### Task instructions
All of the data is to be restated word for word.

==== Records for processing ====

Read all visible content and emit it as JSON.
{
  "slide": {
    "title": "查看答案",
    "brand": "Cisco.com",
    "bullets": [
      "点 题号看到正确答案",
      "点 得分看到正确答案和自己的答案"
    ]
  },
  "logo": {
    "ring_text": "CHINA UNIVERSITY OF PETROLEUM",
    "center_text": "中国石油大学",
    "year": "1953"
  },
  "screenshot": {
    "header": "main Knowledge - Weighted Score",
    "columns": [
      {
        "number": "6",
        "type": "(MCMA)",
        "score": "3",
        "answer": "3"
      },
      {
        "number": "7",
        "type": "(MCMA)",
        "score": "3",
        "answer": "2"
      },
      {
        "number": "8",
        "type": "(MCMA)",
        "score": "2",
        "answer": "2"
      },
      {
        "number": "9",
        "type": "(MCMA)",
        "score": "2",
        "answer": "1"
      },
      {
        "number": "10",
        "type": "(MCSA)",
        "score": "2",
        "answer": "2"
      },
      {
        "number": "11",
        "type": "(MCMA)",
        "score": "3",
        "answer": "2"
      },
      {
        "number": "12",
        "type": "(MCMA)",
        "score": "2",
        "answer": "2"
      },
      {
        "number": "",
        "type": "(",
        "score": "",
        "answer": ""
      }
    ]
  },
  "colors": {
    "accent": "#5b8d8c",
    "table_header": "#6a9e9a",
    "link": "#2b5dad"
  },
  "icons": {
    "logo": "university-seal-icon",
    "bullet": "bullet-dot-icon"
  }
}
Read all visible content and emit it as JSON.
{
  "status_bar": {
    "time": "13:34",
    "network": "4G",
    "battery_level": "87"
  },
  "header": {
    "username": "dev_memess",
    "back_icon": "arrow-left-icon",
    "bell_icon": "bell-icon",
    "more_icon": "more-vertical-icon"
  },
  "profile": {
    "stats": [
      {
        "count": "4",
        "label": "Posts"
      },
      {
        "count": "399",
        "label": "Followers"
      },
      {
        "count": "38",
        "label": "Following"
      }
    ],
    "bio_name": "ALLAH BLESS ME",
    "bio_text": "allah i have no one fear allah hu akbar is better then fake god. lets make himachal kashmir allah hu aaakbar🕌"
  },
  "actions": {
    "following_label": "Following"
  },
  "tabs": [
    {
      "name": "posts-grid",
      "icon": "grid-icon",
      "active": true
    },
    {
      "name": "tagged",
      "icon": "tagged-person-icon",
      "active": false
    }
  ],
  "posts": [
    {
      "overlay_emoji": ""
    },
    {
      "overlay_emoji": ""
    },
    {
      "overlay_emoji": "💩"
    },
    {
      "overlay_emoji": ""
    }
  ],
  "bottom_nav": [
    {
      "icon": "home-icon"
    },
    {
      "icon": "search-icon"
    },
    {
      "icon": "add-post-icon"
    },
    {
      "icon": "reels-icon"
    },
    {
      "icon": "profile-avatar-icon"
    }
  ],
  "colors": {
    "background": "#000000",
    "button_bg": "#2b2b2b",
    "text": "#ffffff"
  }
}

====

### Response area
Read all visible content and emit it as JSON.
{
  "slide": {
    "title": "查看答案",
    "brand": "Cisco.com",
    "bullets": [
      "点 题号看到正确答案",
      "点 得分看到正确答案和自己的答案"
    ]
  },
  "logo": {
    "ring_text": "CHINA UNIVERSITY OF PETROLEUM",
    "center_text": "中国石油大学",
    "year": "1953"
  },
  "screenshot": {
    "header": "main Knowledge - Weighted Score",
    "columns": [
      {
        "number": "6",
        "type": "(MCMA)",
        "score": "3",
        "answer": "3"
      },
      {
        "number": "7",
        "type": "(MCMA)",
        "score": "3",
        "answer": "2"
      },
      {
        "number": "8",
        "type": "(MCMA)",
        "score": "2",
        "answer": "2"
      },
      {
        "number": "9",
        "type": "(MCMA)",
        "score": "2",
        "answer": "1"
      },
      {
        "number": "10",
        "type": "(MCSA)",
        "score": "2",
        "answer": "2"
      },
      {
        "number": "11",
        "type": "(MCMA)",
        "score": "3",
        "answer": "2"
      },
      {
        "number": "12",
        "type": "(MCMA)",
        "score": "2",
        "answer": "2"
      },
      {
        "number": "",
        "type": "(",
        "score": "",
        "answer": ""
      }
    ]
  },
  "colors": {
    "accent": "#5b8d8c",
    "table_header": "#6a9e9a",
    "link": "#2b5dad"
  },
  "icons": {
    "logo": "university-seal-icon",
    "bullet": "bullet-dot-icon"
  }
}
Read all visible content and emit it as JSON.
{
  "status_bar": {
    "time": "13:34",
    "network": "4G",
    "battery_level": "87"
  },
  "header": {
    "username": "dev_memess",
    "back_icon": "arrow-left-icon",
    "bell_icon": "bell-icon",
    "more_icon": "more-vertical-icon"
  },
  "profile": {
    "stats": [
      {
        "count": "4",
        "label": "Posts"
      },
      {
        "count": "399",
        "label": "Followers"
      },
      {
        "count": "38",
        "label": "Following"
      }
    ],
    "bio_name": "ALLAH BLESS ME",
    "bio_text": "allah i have no one fear allah hu akbar is better then fake god. lets make himachal kashmir allah hu aaakbar🕌"
  },
  "actions": {
    "following_label": "Following"
  },
  "tabs": [
    {
      "name": "posts-grid",
      "icon": "grid-icon",
      "active": true
    },
    {
      "name": "tagged",
      "icon": "tagged-person-icon",
      "active": false
    }
  ],
  "posts": [
    {
      "overlay_emoji": ""
    },
    {
      "overlay_emoji": ""
    },
    {
      "overlay_emoji": "💩"
    },
    {
      "overlay_emoji": ""
    }
  ],
  "bottom_nav": [
    {
      "icon": "home-icon"
    },
    {
      "icon": "search-icon"
    },
    {
      "icon": "add-post-icon"
    },
    {
      "icon": "reels-icon"
    },
    {
      "icon": "profile-avatar-icon"
    }
  ],
  "colors": {
    "background": "#000000",
    "button_bg": "#2b2b2b",
    "text": "#ffffff"
  }
}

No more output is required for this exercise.